The reason this is worrying is that repent is among the first words we hear from Jesus, it was fundamental to his whole mission and message
“Repent for the kingdom of heaven has come near.’” Mark 4:17
Unlike so much of the church today, Jesus didn’t just offer acceptance to sinners, he wasn’t afraid to call them to repentance
I can’t remember who said it, but they said “Jesus accepts us just as we are, but won’t let us stay just as we were” I like that, it balances acceptance and repentance in “Jesusy way.”
So, given that it’s so important what exactly is REPENTANCE?
Is it about confessing our dirty little secrets, crying a bit, and asking for forgiveness?
Is it just something we do once at the start of our Christian life?
I checked in a dictionary, and it said that repentance means something like “sincere regret” but when you look at the word and how it’s used in the Bible that’s not really what it’s all about.
Basically, to repent means a change of mind that leads to a change of direction. It means changing your mind about something and this causes you to choose to change direction in an area of your life.

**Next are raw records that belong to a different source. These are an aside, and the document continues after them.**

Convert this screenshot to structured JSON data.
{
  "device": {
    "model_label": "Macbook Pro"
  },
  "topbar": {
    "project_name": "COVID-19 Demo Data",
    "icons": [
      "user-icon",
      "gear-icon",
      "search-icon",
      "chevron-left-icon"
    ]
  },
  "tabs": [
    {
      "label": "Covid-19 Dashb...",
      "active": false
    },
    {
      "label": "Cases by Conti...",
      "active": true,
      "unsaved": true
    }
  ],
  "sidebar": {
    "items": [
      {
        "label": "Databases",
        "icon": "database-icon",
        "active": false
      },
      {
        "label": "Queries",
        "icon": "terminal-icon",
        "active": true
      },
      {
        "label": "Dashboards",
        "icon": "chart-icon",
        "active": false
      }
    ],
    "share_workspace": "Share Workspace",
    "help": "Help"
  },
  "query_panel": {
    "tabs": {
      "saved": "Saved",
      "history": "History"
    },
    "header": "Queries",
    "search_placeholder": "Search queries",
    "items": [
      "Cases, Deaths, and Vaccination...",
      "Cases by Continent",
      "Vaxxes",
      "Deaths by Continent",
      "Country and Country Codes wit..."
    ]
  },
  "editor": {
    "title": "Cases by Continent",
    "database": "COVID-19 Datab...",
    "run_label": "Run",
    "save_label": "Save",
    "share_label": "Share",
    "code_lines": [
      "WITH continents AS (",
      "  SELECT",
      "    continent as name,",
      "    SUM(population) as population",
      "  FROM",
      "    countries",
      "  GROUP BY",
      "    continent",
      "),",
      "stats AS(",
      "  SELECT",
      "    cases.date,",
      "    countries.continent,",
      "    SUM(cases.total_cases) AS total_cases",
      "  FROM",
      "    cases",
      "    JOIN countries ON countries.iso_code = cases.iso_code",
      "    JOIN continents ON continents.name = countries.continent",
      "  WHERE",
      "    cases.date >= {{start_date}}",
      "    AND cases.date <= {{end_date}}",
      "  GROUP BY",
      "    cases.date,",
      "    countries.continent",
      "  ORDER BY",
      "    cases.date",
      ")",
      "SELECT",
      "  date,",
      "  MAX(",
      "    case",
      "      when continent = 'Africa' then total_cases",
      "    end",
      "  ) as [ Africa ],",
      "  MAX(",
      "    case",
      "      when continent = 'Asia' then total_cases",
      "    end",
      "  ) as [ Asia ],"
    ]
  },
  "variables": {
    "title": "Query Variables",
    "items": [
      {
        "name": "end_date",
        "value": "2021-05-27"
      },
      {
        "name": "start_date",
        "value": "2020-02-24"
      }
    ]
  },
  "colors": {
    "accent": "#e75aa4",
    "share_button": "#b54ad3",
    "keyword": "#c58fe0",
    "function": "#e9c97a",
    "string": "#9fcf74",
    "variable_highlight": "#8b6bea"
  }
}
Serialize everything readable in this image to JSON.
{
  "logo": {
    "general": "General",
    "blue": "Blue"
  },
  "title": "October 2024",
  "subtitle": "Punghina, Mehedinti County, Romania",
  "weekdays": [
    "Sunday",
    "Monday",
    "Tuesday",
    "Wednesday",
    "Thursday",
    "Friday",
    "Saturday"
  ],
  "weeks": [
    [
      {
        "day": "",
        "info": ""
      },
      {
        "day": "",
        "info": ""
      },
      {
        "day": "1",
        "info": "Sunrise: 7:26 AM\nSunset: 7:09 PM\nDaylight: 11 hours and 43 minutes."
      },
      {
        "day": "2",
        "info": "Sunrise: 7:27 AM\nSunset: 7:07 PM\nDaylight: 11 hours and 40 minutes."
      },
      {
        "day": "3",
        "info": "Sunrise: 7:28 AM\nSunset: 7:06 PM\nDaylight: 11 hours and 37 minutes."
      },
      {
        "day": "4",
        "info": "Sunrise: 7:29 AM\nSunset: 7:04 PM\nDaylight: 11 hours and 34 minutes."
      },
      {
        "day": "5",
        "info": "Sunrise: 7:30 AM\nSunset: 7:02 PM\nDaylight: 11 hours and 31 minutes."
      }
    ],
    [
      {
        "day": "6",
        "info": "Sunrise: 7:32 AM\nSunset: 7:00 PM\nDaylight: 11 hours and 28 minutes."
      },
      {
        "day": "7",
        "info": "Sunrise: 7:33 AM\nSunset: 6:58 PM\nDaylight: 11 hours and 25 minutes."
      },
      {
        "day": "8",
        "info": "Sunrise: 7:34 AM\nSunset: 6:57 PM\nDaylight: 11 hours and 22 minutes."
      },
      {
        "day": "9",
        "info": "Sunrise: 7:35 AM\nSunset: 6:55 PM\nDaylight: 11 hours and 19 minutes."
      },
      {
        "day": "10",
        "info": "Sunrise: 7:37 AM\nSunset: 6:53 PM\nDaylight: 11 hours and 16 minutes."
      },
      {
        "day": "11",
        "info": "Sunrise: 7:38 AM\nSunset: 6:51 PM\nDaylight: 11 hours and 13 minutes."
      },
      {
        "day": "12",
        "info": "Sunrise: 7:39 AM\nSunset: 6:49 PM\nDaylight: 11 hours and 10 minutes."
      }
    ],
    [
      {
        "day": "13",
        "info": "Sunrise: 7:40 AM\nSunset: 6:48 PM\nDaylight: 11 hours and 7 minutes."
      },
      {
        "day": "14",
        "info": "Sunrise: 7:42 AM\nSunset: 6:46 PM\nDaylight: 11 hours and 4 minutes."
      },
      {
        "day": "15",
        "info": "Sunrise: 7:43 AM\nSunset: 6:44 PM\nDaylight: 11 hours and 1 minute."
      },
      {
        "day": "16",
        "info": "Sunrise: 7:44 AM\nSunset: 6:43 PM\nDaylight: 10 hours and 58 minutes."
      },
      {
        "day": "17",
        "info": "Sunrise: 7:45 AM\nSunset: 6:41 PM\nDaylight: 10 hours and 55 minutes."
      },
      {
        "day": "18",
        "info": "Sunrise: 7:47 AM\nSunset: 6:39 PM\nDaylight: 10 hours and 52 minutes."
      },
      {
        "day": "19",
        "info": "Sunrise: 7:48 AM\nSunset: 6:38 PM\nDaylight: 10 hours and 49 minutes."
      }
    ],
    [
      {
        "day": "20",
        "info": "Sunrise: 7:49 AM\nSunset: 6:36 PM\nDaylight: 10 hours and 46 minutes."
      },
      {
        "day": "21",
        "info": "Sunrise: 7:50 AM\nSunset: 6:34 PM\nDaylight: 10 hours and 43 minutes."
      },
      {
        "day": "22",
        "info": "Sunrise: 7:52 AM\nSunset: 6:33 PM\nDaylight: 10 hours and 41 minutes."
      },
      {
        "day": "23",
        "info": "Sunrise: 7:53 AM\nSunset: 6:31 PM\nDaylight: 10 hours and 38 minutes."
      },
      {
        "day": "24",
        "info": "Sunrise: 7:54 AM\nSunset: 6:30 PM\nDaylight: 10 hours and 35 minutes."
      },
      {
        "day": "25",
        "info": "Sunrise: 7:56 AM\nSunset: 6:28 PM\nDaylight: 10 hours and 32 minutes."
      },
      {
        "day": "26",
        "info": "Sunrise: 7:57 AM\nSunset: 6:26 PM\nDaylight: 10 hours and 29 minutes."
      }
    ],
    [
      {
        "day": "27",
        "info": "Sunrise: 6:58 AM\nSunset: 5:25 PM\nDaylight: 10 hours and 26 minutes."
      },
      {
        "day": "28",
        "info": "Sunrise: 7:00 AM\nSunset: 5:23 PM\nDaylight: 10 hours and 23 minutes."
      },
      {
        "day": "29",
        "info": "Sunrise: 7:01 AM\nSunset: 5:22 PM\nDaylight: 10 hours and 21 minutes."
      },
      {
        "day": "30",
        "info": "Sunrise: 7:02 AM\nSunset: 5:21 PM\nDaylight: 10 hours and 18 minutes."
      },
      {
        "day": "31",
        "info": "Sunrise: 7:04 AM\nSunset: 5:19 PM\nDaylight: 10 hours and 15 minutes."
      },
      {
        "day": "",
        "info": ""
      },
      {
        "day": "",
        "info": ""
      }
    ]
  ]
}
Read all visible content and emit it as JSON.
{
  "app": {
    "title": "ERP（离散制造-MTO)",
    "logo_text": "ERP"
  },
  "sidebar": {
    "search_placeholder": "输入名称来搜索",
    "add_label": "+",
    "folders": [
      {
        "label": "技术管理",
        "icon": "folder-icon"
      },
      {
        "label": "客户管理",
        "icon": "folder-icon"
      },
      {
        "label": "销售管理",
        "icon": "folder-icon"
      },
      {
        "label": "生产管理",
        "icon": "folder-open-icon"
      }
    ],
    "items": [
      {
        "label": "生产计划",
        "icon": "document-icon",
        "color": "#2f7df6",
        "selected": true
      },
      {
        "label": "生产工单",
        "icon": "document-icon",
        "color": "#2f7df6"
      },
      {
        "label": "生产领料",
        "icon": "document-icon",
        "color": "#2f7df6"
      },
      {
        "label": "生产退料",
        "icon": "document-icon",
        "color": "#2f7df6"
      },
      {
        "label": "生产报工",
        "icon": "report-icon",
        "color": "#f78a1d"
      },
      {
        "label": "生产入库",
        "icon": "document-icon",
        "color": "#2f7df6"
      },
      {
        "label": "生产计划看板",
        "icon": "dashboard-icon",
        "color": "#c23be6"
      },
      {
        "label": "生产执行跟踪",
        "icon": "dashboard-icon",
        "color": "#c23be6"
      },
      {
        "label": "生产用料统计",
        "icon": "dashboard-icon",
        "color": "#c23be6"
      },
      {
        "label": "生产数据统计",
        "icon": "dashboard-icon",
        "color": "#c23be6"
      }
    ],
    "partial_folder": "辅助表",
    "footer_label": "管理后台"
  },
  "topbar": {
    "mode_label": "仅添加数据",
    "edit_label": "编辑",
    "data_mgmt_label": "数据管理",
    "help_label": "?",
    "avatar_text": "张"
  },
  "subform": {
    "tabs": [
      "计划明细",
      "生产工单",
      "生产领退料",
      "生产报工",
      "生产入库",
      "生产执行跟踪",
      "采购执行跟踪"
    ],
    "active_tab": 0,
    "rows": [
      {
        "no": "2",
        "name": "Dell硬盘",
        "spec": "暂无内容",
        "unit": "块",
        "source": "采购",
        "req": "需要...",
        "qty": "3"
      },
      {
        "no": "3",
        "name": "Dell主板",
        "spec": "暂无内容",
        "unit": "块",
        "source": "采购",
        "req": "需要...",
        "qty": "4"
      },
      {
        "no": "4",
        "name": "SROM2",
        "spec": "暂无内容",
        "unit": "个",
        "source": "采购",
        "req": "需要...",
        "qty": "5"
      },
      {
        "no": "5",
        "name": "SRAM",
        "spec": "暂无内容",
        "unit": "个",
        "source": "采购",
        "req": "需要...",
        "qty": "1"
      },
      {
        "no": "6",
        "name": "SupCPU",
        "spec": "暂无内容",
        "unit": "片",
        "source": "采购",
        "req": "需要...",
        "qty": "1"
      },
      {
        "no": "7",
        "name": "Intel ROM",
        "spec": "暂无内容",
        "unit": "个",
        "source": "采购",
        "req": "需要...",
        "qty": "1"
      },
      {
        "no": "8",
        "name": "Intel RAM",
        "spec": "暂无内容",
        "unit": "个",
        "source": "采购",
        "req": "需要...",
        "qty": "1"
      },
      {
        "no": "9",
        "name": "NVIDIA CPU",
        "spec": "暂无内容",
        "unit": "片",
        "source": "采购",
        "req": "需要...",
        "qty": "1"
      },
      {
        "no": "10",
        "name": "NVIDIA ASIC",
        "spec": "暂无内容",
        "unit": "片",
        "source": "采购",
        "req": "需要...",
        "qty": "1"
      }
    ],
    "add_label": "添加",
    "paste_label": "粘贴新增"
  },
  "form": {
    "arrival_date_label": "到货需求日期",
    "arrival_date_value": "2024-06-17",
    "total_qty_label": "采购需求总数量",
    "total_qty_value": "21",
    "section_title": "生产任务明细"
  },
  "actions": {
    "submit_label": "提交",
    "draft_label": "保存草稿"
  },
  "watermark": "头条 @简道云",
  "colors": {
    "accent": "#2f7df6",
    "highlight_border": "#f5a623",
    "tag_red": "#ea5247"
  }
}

Repentance certainly has to happen at the start of our Christian life but as often been said the whole of our Christian life, is a life of repentance.
Specifically, it means changing our minds about our tolerance of a particular sin, deciding that it’s serious and that change of mind leads us to stop doing what we have been doing.
Now, this may seem obvious but changing direction means turning our back on something to face something else. In repentance, we turn our back on what we know to be wrong, which is leading us away from God so we can face God and begin to move towards him.
The key idea in repentance is deciding to stop moving away from God and change direction in our life so we can see God and move toward him.
So how do we know when and how to repent?
Well, one of the ministries of the Holy Spirit is to convict us of sin, to highlight to us the areas of our life where we have turned our back on God and are moving away from him. This sometimes happens through that “still small voice” or a feeling of discomfort we get doing something, at other times fellow believers might warn us about something or we feel something said in a sermon was aimed right at us.
What do we do then, when we think God might be calling on us to repent?
First, bring it to God and pray about it, if it’s a grey area, ask God if he is calling on you to repent.
Discuss it with a trusted friend or spouse—someone you know who won’t judge you but will speak the truth to you
Some big changes in direction may need a plan. If so come up with a plan on how you are going to change directions
Act on that plan
Tell someone trustworthy of your plan to have accountability.
Remember Jesus talks about repentance not because he wants us to feel bad but because he wants a relationship with us. However, in order for that relationship to begin or deepen there will be things we need to turn away so we can turn to him, and repentance is simply for how we do that.
Let’s popularise REPENTANCE again, but not just in the vocabulary of the church but more importantly in our lives.